● **WORK INSTRUCTIONS**
Look through the data below. Show each line where the string "JSON" occurs.

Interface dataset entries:
• • • • •

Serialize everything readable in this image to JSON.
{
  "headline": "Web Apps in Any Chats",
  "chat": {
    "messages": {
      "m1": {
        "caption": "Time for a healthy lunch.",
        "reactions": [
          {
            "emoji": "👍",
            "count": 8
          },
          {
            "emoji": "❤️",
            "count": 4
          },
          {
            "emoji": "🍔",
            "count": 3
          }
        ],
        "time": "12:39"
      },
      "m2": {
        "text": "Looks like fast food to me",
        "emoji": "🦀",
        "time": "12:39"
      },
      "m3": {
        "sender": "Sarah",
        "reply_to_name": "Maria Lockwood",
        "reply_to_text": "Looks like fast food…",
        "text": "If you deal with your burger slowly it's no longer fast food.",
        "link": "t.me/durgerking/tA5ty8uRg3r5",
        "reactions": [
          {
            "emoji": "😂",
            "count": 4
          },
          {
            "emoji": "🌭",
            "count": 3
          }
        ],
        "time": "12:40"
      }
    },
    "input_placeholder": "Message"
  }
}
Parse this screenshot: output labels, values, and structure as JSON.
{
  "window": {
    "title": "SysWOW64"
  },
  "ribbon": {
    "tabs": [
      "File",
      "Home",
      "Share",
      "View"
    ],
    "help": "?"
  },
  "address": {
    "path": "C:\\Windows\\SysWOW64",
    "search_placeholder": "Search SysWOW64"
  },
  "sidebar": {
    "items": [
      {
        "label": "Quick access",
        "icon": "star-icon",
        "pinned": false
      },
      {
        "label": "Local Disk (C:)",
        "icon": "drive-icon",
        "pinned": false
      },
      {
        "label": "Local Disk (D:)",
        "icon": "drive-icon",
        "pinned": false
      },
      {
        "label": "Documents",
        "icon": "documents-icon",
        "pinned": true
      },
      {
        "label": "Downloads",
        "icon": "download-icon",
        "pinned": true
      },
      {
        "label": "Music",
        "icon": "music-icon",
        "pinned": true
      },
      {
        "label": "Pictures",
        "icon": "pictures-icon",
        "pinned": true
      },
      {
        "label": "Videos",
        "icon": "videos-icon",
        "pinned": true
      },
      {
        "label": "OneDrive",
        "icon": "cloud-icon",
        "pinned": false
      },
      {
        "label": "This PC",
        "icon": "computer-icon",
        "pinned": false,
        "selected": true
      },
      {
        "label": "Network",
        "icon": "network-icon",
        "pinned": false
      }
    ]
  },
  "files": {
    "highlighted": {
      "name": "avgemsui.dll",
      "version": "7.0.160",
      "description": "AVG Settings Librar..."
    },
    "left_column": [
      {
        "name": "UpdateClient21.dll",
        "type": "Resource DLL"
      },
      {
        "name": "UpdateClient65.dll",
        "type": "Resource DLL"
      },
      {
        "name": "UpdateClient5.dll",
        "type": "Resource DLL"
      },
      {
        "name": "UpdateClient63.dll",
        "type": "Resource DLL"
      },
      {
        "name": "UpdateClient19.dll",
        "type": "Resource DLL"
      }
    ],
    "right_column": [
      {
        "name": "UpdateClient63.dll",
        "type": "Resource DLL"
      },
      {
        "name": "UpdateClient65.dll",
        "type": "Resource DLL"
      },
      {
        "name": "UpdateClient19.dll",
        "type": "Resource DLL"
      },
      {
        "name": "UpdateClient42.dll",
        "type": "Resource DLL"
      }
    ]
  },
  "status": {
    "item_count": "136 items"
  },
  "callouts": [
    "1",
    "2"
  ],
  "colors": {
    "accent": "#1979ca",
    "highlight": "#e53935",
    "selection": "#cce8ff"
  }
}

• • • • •

● **COMPLETED TASK**
Serialize everything readable in this image to JSON.
Parse this screenshot: output labels, values, and structure as JSON.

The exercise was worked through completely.